* _Work order_
Each line below must be written out exactly as shown.

(Excerpts from an interface dataset)
◇ ◇ ◇

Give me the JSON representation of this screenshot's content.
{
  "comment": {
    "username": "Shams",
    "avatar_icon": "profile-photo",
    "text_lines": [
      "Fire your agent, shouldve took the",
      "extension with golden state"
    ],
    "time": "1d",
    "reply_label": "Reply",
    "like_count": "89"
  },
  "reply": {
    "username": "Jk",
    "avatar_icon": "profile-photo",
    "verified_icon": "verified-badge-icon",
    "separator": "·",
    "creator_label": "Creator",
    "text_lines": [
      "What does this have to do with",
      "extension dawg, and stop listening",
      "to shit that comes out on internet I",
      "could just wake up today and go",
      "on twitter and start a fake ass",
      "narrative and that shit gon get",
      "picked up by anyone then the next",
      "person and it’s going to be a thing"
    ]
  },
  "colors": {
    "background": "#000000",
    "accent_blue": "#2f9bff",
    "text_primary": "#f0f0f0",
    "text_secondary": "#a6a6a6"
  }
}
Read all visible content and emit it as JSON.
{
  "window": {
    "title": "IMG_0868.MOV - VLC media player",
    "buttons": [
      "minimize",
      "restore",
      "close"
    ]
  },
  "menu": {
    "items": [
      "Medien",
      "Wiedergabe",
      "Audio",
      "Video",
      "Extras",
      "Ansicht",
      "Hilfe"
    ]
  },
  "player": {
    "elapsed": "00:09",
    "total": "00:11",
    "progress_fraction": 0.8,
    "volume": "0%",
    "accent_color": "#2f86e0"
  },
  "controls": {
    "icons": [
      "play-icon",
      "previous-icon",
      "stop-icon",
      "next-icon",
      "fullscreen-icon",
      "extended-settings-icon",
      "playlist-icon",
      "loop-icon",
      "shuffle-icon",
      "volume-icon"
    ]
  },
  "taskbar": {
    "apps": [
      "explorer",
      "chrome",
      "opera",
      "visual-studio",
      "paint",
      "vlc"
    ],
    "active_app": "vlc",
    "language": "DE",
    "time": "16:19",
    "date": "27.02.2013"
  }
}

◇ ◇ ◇

* _Result of this exercise_
Give me the JSON representation of this screenshot's content.
{
  "comment": {
    "username": "Shams",
    "avatar_icon": "profile-photo",
    "text_lines": [
      "Fire your agent, shouldve took the",
      "extension with golden state"
    ],
    "time": "1d",
    "reply_label": "Reply",
    "like_count": "89"
  },
  "reply": {
    "username": "Jk",
    "avatar_icon": "profile-photo",
    "verified_icon": "verified-badge-icon",
    "separator": "·",
    "creator_label": "Creator",
    "text_lines": [
      "What does this have to do with",
      "extension dawg, and stop listening",
      "to shit that comes out on internet I",
      "could just wake up today and go",
      "on twitter and start a fake ass",
      "narrative and that shit gon get",
      "picked up by anyone then the next",
      "person and it’s going to be a thing"
    ]
  },
  "colors": {
    "background": "#000000",
    "accent_blue": "#2f9bff",
    "text_primary": "#f0f0f0",
    "text_secondary": "#a6a6a6"
  }
}
Read all visible content and emit it as JSON.
{
  "window": {
    "title": "IMG_0868.MOV - VLC media player",
    "buttons": [
      "minimize",
      "restore",
      "close"
    ]
  },
  "menu": {
    "items": [
      "Medien",
      "Wiedergabe",
      "Audio",
      "Video",
      "Extras",
      "Ansicht",
      "Hilfe"
    ]
  },
  "player": {
    "elapsed": "00:09",
    "total": "00:11",
    "progress_fraction": 0.8,
    "volume": "0%",
    "accent_color": "#2f86e0"
  },
  "controls": {
    "icons": [
      "play-icon",
      "previous-icon",
      "stop-icon",
      "next-icon",
      "fullscreen-icon",
      "extended-settings-icon",
      "playlist-icon",
      "loop-icon",
      "shuffle-icon",
      "volume-icon"
    ]
  },
  "taskbar": {
    "apps": [
      "explorer",
      "chrome",
      "opera",
      "visual-studio",
      "paint",
      "vlc"
    ],
    "active_app": "vlc",
    "language": "DE",
    "time": "16:19",
    "date": "27.02.2013"
  }
}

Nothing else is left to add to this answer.